Lazarus N is currently dominating the 2-year-old pacing NJSS and Gulotta’s looking forward to what Perfect Sting’s progeny will do in a few years as breeding and the sire stakes program in the state continue to rise.
“It’s clearly dramatically improved with the purse appropriation and sports betting,” said Gulotta. “Prior to the advent of those developments there was obviously concern. Things were extremely lean and they’re much, much better now.
“As an example, George Segal and Marty Granoff, who owned Perfect Sting before he was syndicated and they still own a significant piece, they decided they wanted to put the horse in New Jersey because there’s a lot of opportunity in New Jersey and little in the way of competition. There are so many reasons to be more excited today than you could have been even five to seven years ago.”
Each year, the SBOANJ must submit a report detailing how the appropriation was used, but that’s not all they have in the hopper.
“We’re working on putting together a horse industry economic impact study to present to the legislators to give them more of an overview of what else the industry does not only from what the appropriation has done for us as a group but what the industry does within the state and how it adds to the revenue base from taxes and things of that nature,” said Al Ochsner, SBOANJ executive administrator.
Even though 2023 is the last year for the appropriation and a new bill would have to be passed for a new appropriation, listening to Governor Murphy’s own words bring hope.

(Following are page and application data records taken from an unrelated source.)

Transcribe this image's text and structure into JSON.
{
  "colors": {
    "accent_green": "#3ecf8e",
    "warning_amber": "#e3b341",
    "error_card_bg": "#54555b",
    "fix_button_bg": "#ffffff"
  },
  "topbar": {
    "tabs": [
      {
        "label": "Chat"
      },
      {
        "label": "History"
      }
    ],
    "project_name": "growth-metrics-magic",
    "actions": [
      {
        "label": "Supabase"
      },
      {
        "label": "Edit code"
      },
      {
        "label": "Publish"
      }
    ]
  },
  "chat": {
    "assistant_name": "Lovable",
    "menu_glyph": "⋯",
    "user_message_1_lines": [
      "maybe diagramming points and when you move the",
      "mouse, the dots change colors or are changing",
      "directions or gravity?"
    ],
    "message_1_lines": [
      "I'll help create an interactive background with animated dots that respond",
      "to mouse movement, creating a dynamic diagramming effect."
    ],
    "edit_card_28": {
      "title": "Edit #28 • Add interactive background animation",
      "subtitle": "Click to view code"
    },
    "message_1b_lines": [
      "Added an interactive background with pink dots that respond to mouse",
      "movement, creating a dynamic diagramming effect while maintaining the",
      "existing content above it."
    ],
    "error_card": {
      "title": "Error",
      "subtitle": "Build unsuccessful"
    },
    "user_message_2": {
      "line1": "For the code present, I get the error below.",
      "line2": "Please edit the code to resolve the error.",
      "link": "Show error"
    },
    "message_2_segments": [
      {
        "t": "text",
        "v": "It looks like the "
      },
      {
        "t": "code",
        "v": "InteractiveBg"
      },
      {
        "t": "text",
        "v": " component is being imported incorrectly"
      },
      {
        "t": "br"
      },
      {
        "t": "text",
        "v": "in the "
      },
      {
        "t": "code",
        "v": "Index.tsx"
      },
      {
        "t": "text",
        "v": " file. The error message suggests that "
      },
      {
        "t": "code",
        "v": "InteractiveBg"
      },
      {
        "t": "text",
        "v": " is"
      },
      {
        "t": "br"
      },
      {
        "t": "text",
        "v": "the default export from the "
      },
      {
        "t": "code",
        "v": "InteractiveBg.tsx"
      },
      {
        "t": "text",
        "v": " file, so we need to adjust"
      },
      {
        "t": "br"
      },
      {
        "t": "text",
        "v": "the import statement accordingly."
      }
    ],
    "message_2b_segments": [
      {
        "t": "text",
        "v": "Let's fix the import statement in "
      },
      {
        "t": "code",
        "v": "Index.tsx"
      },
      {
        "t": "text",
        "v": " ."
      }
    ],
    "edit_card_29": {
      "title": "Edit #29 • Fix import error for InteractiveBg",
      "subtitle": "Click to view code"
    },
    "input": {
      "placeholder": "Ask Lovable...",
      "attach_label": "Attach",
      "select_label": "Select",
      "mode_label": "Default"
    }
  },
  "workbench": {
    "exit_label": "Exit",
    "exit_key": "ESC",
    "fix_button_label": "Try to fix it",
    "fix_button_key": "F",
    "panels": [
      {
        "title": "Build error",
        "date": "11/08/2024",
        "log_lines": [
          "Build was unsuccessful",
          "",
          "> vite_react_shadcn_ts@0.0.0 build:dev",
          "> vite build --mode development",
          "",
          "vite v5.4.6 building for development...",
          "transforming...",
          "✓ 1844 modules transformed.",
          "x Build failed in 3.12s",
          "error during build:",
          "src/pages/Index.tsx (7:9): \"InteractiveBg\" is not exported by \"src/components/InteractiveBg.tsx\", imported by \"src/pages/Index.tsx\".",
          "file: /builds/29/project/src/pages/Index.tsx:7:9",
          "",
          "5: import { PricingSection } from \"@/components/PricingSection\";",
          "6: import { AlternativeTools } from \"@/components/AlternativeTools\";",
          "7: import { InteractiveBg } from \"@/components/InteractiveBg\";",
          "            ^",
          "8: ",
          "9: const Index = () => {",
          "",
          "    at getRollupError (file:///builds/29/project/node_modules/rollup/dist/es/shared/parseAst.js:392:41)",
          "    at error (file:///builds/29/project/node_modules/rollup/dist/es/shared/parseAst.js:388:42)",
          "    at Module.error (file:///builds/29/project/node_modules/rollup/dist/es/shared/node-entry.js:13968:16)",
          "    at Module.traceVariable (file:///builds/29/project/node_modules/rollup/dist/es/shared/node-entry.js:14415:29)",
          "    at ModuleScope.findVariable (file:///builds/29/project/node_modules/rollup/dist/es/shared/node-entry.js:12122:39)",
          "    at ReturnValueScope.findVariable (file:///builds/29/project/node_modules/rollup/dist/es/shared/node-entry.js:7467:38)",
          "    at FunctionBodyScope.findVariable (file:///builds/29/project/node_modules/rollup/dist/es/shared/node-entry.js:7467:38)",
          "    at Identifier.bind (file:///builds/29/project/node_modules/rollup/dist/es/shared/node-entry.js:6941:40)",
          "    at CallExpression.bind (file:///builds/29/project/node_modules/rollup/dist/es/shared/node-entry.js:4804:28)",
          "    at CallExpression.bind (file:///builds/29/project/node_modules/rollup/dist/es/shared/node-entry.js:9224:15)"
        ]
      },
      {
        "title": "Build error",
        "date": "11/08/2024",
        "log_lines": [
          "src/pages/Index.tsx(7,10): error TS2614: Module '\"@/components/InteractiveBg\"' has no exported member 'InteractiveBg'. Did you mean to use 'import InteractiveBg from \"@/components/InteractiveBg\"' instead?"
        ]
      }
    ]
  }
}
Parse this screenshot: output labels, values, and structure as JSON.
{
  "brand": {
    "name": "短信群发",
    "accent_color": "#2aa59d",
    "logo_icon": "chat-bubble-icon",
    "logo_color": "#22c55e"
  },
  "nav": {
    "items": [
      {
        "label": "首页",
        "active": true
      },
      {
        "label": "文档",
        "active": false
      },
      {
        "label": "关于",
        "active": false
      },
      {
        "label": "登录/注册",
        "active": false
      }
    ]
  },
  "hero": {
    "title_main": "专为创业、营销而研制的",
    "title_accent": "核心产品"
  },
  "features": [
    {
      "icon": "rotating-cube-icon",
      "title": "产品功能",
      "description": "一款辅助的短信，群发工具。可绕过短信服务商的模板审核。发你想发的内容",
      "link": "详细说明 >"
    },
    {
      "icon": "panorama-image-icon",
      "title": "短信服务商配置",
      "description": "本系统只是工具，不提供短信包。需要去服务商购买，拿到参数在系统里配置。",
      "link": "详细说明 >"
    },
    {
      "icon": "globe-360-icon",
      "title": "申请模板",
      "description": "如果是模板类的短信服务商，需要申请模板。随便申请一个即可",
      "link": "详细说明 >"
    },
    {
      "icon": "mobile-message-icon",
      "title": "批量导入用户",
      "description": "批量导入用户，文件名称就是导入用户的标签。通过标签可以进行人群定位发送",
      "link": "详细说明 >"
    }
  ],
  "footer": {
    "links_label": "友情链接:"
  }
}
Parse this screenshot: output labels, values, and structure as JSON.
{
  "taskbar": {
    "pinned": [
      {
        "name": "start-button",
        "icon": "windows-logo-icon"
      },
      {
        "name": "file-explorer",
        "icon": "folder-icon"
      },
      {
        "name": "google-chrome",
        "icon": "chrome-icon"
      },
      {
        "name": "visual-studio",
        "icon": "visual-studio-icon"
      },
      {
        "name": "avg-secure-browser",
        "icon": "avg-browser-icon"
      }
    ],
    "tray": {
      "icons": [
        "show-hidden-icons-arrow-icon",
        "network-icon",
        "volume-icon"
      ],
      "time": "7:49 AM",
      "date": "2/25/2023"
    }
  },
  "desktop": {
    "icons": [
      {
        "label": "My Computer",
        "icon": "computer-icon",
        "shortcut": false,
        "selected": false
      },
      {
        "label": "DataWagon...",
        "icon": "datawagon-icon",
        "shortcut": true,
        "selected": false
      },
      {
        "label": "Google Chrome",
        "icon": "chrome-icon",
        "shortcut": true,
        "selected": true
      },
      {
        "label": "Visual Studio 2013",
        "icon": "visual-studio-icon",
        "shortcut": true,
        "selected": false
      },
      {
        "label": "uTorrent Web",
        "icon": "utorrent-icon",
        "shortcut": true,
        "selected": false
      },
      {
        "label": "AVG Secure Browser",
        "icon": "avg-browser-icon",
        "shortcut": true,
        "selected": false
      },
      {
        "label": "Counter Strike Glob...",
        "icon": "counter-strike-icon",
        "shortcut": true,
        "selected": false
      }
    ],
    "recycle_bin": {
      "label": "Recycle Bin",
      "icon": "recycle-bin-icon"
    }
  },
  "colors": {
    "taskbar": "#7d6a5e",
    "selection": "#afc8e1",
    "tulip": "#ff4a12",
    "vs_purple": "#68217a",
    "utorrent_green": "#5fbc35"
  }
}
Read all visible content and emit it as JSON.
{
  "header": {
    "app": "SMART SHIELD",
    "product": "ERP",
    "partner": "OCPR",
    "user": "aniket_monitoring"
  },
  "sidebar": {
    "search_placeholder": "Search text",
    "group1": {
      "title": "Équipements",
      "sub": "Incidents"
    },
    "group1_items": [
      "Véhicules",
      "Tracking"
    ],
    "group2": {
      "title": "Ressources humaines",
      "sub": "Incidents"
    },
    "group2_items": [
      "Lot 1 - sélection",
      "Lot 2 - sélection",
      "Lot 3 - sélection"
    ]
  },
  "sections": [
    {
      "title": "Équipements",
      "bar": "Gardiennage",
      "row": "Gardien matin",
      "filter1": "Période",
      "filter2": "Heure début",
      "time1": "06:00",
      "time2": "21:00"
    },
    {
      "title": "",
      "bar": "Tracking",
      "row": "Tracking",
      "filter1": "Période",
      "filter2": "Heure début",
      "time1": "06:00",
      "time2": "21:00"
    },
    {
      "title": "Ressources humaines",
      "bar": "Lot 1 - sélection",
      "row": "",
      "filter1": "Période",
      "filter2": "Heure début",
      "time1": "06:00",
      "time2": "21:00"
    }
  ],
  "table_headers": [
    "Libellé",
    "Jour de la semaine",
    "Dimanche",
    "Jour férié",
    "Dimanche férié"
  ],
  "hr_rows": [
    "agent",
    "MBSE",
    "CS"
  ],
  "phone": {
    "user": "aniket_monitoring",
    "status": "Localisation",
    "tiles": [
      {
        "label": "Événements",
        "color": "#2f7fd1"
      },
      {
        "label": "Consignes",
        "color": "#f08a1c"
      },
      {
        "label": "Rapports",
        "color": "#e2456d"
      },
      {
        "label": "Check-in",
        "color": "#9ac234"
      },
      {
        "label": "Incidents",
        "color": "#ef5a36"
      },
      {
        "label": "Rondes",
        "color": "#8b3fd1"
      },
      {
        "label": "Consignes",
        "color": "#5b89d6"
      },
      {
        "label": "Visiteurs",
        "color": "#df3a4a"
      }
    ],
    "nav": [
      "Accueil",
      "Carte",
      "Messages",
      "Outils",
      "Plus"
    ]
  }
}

In an interview at The Meadowlands in 2021 on Meadowlands Pace Night, he referred to The Meadowlands as an iconic track not just in New Jersey, but in America, and said in part: “Conceptually, passionately, we will continue to be there for this industry. This industry is too important. There’s too much at stake, both in breeding, in handle, in jobs, in attendance, in open space. For all the above reasons, New Jersey’s all in in this industry.”